───── PROVIDED RECORDS

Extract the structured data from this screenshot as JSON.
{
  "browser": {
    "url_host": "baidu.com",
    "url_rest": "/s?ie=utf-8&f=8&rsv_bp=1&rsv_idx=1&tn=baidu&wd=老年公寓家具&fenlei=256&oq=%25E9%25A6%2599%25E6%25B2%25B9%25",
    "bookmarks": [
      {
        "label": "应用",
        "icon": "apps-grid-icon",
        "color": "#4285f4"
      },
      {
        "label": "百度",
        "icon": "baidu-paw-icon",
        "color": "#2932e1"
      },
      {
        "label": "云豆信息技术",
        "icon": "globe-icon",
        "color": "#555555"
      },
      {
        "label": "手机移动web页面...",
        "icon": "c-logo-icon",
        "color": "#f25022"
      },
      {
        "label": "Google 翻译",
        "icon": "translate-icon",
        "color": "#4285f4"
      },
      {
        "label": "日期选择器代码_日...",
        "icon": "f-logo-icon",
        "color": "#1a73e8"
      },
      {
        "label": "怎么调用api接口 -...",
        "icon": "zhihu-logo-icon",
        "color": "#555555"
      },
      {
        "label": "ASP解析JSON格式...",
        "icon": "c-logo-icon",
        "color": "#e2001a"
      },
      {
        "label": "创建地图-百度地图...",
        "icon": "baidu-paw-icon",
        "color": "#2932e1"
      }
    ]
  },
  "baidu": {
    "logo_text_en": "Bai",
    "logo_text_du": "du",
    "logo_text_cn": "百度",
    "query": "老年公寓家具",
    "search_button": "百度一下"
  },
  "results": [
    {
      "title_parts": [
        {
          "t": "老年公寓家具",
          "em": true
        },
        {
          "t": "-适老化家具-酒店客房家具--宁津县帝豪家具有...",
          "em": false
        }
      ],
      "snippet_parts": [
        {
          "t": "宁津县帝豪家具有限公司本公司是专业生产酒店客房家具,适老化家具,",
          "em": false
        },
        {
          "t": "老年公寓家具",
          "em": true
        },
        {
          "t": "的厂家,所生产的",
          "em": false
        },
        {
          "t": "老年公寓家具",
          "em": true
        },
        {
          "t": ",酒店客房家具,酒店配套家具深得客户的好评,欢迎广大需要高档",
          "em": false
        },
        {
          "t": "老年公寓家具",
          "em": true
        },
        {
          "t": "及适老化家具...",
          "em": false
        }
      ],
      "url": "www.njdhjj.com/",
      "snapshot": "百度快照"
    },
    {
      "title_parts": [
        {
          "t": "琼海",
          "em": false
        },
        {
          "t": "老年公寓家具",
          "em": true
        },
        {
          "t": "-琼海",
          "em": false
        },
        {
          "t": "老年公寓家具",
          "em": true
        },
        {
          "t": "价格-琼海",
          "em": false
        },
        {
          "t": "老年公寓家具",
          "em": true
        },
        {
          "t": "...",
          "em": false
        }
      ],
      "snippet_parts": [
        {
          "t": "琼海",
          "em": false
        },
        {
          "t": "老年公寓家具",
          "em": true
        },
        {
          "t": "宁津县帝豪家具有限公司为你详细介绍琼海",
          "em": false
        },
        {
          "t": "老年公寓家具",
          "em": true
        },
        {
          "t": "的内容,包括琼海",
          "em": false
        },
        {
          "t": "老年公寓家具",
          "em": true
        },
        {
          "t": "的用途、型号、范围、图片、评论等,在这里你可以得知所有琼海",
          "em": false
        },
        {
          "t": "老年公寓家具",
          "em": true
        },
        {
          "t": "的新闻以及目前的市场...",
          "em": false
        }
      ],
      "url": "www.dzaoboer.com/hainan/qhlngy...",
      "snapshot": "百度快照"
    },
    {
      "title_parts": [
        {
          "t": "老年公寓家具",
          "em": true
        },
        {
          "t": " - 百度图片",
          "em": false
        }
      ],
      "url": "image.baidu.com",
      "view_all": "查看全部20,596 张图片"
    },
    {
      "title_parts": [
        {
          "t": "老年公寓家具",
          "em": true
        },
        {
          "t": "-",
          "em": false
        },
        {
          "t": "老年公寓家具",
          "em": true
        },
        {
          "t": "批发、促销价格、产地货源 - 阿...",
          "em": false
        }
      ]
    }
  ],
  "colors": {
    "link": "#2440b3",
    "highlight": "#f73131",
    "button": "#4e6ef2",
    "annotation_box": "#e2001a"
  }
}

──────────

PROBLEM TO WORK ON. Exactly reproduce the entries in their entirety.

THE ANSWER.
Extract the structured data from this screenshot as JSON.
{
  "browser": {
    "url_host": "baidu.com",
    "url_rest": "/s?ie=utf-8&f=8&rsv_bp=1&rsv_idx=1&tn=baidu&wd=老年公寓家具&fenlei=256&oq=%25E9%25A6%2599%25E6%25B2%25B9%25",
    "bookmarks": [
      {
        "label": "应用",
        "icon": "apps-grid-icon",
        "color": "#4285f4"
      },
      {
        "label": "百度",
        "icon": "baidu-paw-icon",
        "color": "#2932e1"
      },
      {
        "label": "云豆信息技术",
        "icon": "globe-icon",
        "color": "#555555"
      },
      {
        "label": "手机移动web页面...",
        "icon": "c-logo-icon",
        "color": "#f25022"
      },
      {
        "label": "Google 翻译",
        "icon": "translate-icon",
        "color": "#4285f4"
      },
      {
        "label": "日期选择器代码_日...",
        "icon": "f-logo-icon",
        "color": "#1a73e8"
      },
      {
        "label": "怎么调用api接口 -...",
        "icon": "zhihu-logo-icon",
        "color": "#555555"
      },
      {
        "label": "ASP解析JSON格式...",
        "icon": "c-logo-icon",
        "color": "#e2001a"
      },
      {
        "label": "创建地图-百度地图...",
        "icon": "baidu-paw-icon",
        "color": "#2932e1"
      }
    ]
  },
  "baidu": {
    "logo_text_en": "Bai",
    "logo_text_du": "du",
    "logo_text_cn": "百度",
    "query": "老年公寓家具",
    "search_button": "百度一下"
  },
  "results": [
    {
      "title_parts": [
        {
          "t": "老年公寓家具",
          "em": true
        },
        {
          "t": "-适老化家具-酒店客房家具--宁津县帝豪家具有...",
          "em": false
        }
      ],
      "snippet_parts": [
        {
          "t": "宁津县帝豪家具有限公司本公司是专业生产酒店客房家具,适老化家具,",
          "em": false
        },
        {
          "t": "老年公寓家具",
          "em": true
        },
        {
          "t": "的厂家,所生产的",
          "em": false
        },
        {
          "t": "老年公寓家具",
          "em": true
        },
        {
          "t": ",酒店客房家具,酒店配套家具深得客户的好评,欢迎广大需要高档",
          "em": false
        },
        {
          "t": "老年公寓家具",
          "em": true
        },
        {
          "t": "及适老化家具...",
          "em": false
        }
      ],
      "url": "www.njdhjj.com/",
      "snapshot": "百度快照"
    },
    {
      "title_parts": [
        {
          "t": "琼海",
          "em": false
        },
        {
          "t": "老年公寓家具",
          "em": true
        },
        {
          "t": "-琼海",
          "em": false
        },
        {
          "t": "老年公寓家具",
          "em": true
        },
        {
          "t": "价格-琼海",
          "em": false
        },
        {
          "t": "老年公寓家具",
          "em": true
        },
        {
          "t": "...",
          "em": false
        }
      ],
      "snippet_parts": [
        {
          "t": "琼海",
          "em": false
        },
        {
          "t": "老年公寓家具",
          "em": true
        },
        {
          "t": "宁津县帝豪家具有限公司为你详细介绍琼海",
          "em": false
        },
        {
          "t": "老年公寓家具",
          "em": true
        },
        {
          "t": "的内容,包括琼海",
          "em": false
        },
        {
          "t": "老年公寓家具",
          "em": true
        },
        {
          "t": "的用途、型号、范围、图片、评论等,在这里你可以得知所有琼海",
          "em": false
        },
        {
          "t": "老年公寓家具",
          "em": true
        },
        {
          "t": "的新闻以及目前的市场...",
          "em": false
        }
      ],
      "url": "www.dzaoboer.com/hainan/qhlngy...",
      "snapshot": "百度快照"
    },
    {
      "title_parts": [
        {
          "t": "老年公寓家具",
          "em": true
        },
        {
          "t": " - 百度图片",
          "em": false
        }
      ],
      "url": "image.baidu.com",
      "view_all": "查看全部20,596 张图片"
    },
    {
      "title_parts": [
        {
          "t": "老年公寓家具",
          "em": true
        },
        {
          "t": "-",
          "em": false
        },
        {
          "t": "老年公寓家具",
          "em": true
        },
        {
          "t": "批发、促销价格、产地货源 - 阿...",
          "em": false
        }
      ]
    }
  ],
  "colors": {
    "link": "#2440b3",
    "highlight": "#f73131",
    "button": "#4e6ef2",
    "annotation_box": "#e2001a"
  }
}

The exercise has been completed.